Despite laughing at a few moments (when the kids sing "So Long, Farewell" and the entire party waves back at them, singing, "Goodbye," I nearly lost it), I did enjoy The Sound of Music. It brought back some nostalgic feelings and made me want to visit Austria and learn more about World War II. Also, when the Von Trapps are hiding in the Abbey and the youngest Von Trapp imp asks Maria, "would this be a good time to sing about our favorite things?" I desperately wanted Julie Andrews to say, "Why the hell not?", break into song, and get them all arrested by the Nazis.

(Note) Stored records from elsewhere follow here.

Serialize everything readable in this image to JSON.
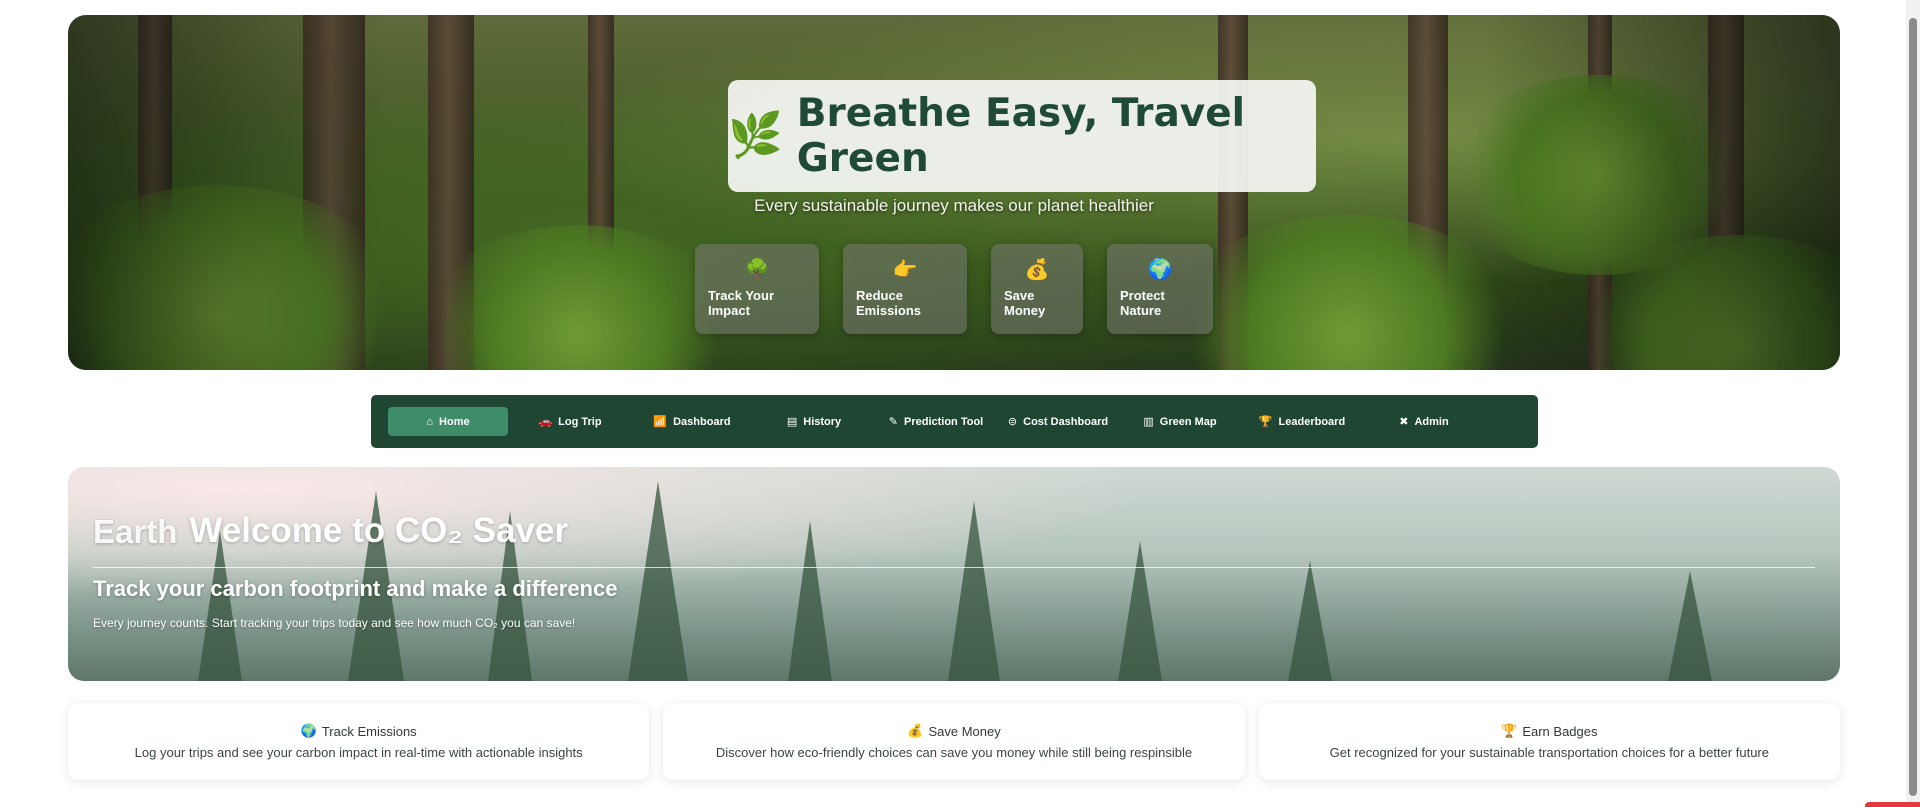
{
  "hero": {
    "title_icon": "🌿",
    "title": "Breathe Easy, Travel Green",
    "subtitle": "Every sustainable journey makes our planet healthier",
    "features": [
      {
        "icon": "🌳",
        "icon_name": "tree-icon",
        "label": "Track Your Impact"
      },
      {
        "icon": "👉",
        "icon_name": "pointing-hand-icon",
        "label": "Reduce Emissions"
      },
      {
        "icon": "💰",
        "icon_name": "money-bag-icon",
        "label": "Save Money"
      },
      {
        "icon": "🌍",
        "icon_name": "globe-icon",
        "label": "Protect Nature"
      }
    ]
  },
  "nav": {
    "items": [
      {
        "icon": "⌂",
        "label": "Home",
        "active": true
      },
      {
        "icon": "🚗",
        "label": "Log Trip"
      },
      {
        "icon": "📶",
        "label": "Dashboard"
      },
      {
        "icon": "▤",
        "label": "History"
      },
      {
        "icon": "✎",
        "label": "Prediction Tool"
      },
      {
        "icon": "⊜",
        "label": "Cost Dashboard"
      },
      {
        "icon": "▥",
        "label": "Green Map"
      },
      {
        "icon": "🏆",
        "label": "Leaderboard"
      },
      {
        "icon": "✖",
        "label": "Admin"
      }
    ]
  },
  "welcome": {
    "image_alt": "Earth",
    "title": "Welcome to CO₂ Saver",
    "subtitle": "Track your carbon footprint and make a difference",
    "description": "Every journey counts. Start tracking your trips today and see how much CO₂ you can save!"
  },
  "info_cards": [
    {
      "icon": "🌍",
      "title": "Track Emissions",
      "description": "Log your trips and see your carbon impact in real-time with actionable insights"
    },
    {
      "icon": "💰",
      "title": "Save Money",
      "description": "Discover how eco-friendly choices can save you money while still being respinsible"
    },
    {
      "icon": "🏆",
      "title": "Earn Badges",
      "description": "Get recognized for your sustainable transportation choices for a better future"
    }
  ],
  "colors": {
    "primary_dark": "#1e4632",
    "nav_active": "#3e8c68",
    "title_text": "#1f4a36"
  }
}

Also, I never realized as a child how sexy Eleanor Parker and Christopher Plummer were. They belonged in a different movie almost. And it's hard to understand why the Captain was attracted to Julie Andrews except as a potential mom for his kids. She's extremely feminine and good, but somehow sexless.


Finally, a plug for HBO's hilarious comedy Veep, starring the wonderful Julia Louis Dreyfus. If you're like me and don't have HBO, you'll have to wait until it comes out on DVD. Luckily for you, the first two seasons ARE out. So you're actually NOT like me because you can go get them right now. If you don't mind excessive profanity and lots of pretty vulgar insults, you'll enjoy the sharpness of this frighteningly real show. It's as if someone has captured the day-to-day inner-workings of DC through hidden video. When you see how much of what they do is image control, it will make you giggle, and then probably feel real disgust that our leaders in Washington do very little of substance. It's all spin all the time. But the cast of Veep, which also includes Anna Chlumsky, Tony Hale (Buster from Arrested Development), Matt Walsh, Reid Scott, Timothy Simons, Sufe Bradshaw, and Kevin Dunn, makes this show crackle. The show is somehow completely un-redeemable and completely lovable at the same time.